__Required work__
Scan the listing for "Semesters" and copy out each line that has it.

__Data shown__
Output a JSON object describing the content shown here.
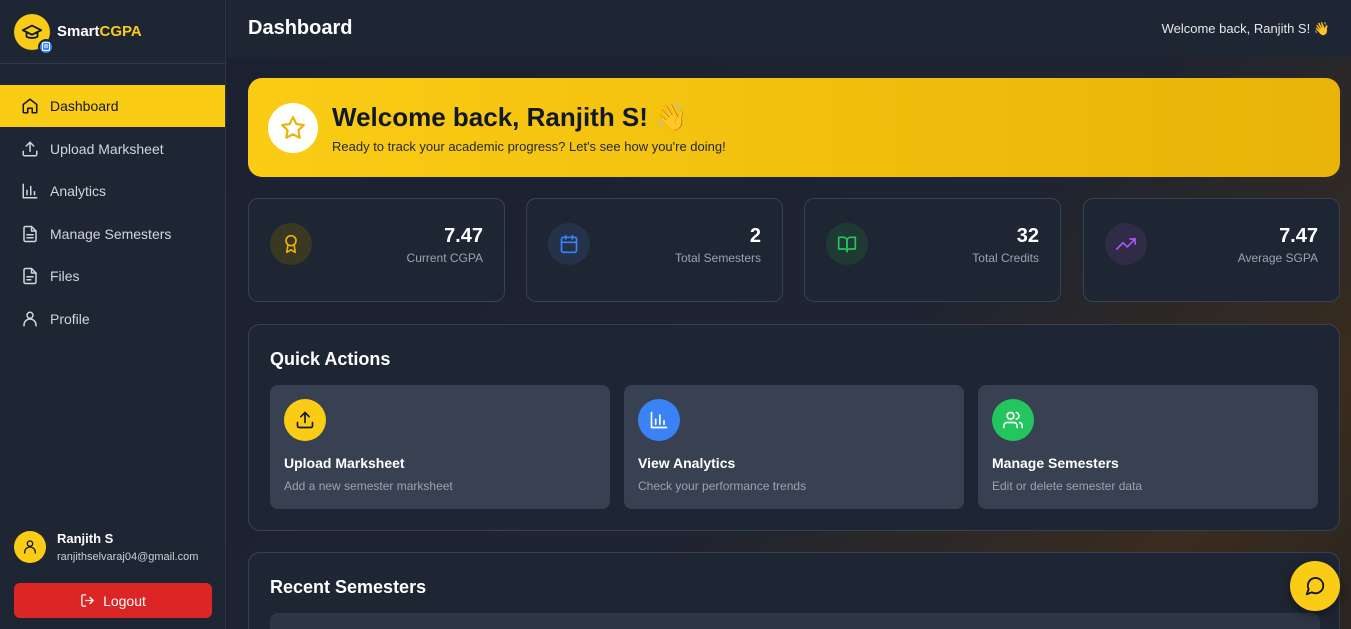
{
  "brand": {
    "name_main": "Smart",
    "name_accent": "CGPA",
    "accent_color": "#facc15"
  },
  "sidebar": {
    "items": [
      {
        "label": "Dashboard",
        "icon": "home-icon",
        "active": true
      },
      {
        "label": "Upload Marksheet",
        "icon": "upload-icon"
      },
      {
        "label": "Analytics",
        "icon": "bar-chart-icon"
      },
      {
        "label": "Manage Semesters",
        "icon": "document-icon"
      },
      {
        "label": "Files",
        "icon": "file-icon"
      },
      {
        "label": "Profile",
        "icon": "user-icon"
      }
    ],
    "user": {
      "name": "Ranjith S",
      "email": "ranjithselvaraj04@gmail.com"
    },
    "logout_label": "Logout"
  },
  "header": {
    "title": "Dashboard",
    "welcome": "Welcome back, Ranjith S! 👋"
  },
  "hero": {
    "title": "Welcome back, Ranjith S! 👋",
    "subtitle": "Ready to track your academic progress? Let's see how you're doing!"
  },
  "stats": [
    {
      "value": "7.47",
      "label": "Current CGPA",
      "icon": "award-icon",
      "color": "#eab308"
    },
    {
      "value": "2",
      "label": "Total Semesters",
      "icon": "calendar-icon",
      "color": "#3b82f6"
    },
    {
      "value": "32",
      "label": "Total Credits",
      "icon": "book-icon",
      "color": "#22c55e"
    },
    {
      "value": "7.47",
      "label": "Average SGPA",
      "icon": "trending-up-icon",
      "color": "#a855f7"
    }
  ],
  "quick_actions": {
    "title": "Quick Actions",
    "items": [
      {
        "title": "Upload Marksheet",
        "desc": "Add a new semester marksheet",
        "icon": "upload-icon",
        "color": "#facc15"
      },
      {
        "title": "View Analytics",
        "desc": "Check your performance trends",
        "icon": "bar-chart-icon",
        "color": "#3b82f6"
      },
      {
        "title": "Manage Semesters",
        "desc": "Edit or delete semester data",
        "icon": "users-icon",
        "color": "#22c55e"
      }
    ]
  },
  "recent": {
    "title": "Recent Semesters"
  }
}
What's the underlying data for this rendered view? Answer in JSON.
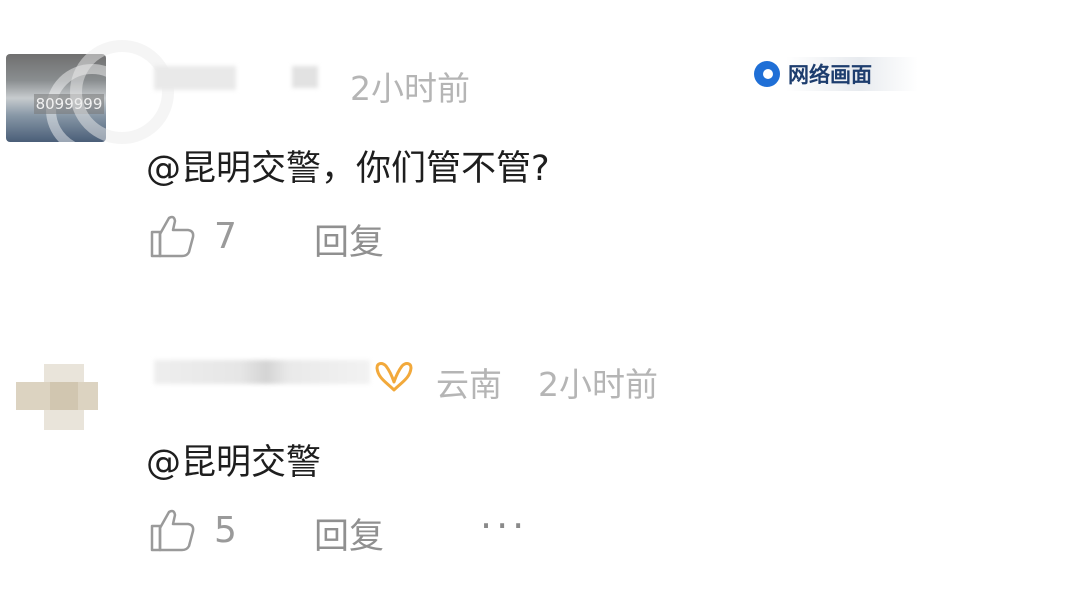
{
  "watermark": {
    "label": "网络画面",
    "brand_color": "#1f6fd6"
  },
  "comments": [
    {
      "avatar_tag": "8099999",
      "time": "2小时前",
      "text": "@昆明交警，你们管不管?",
      "likes": "7",
      "reply_label": "回复"
    },
    {
      "location": "云南",
      "time": "2小时前",
      "text": "@昆明交警",
      "likes": "5",
      "reply_label": "回复",
      "more_label": "···",
      "vip_badge_color": "#f2a93b"
    }
  ]
}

__The answer__
        "label": "Manage Semesters",
      "label": "Total Semesters",
        "title": "Manage Semesters",
    "title": "Recent Semesters"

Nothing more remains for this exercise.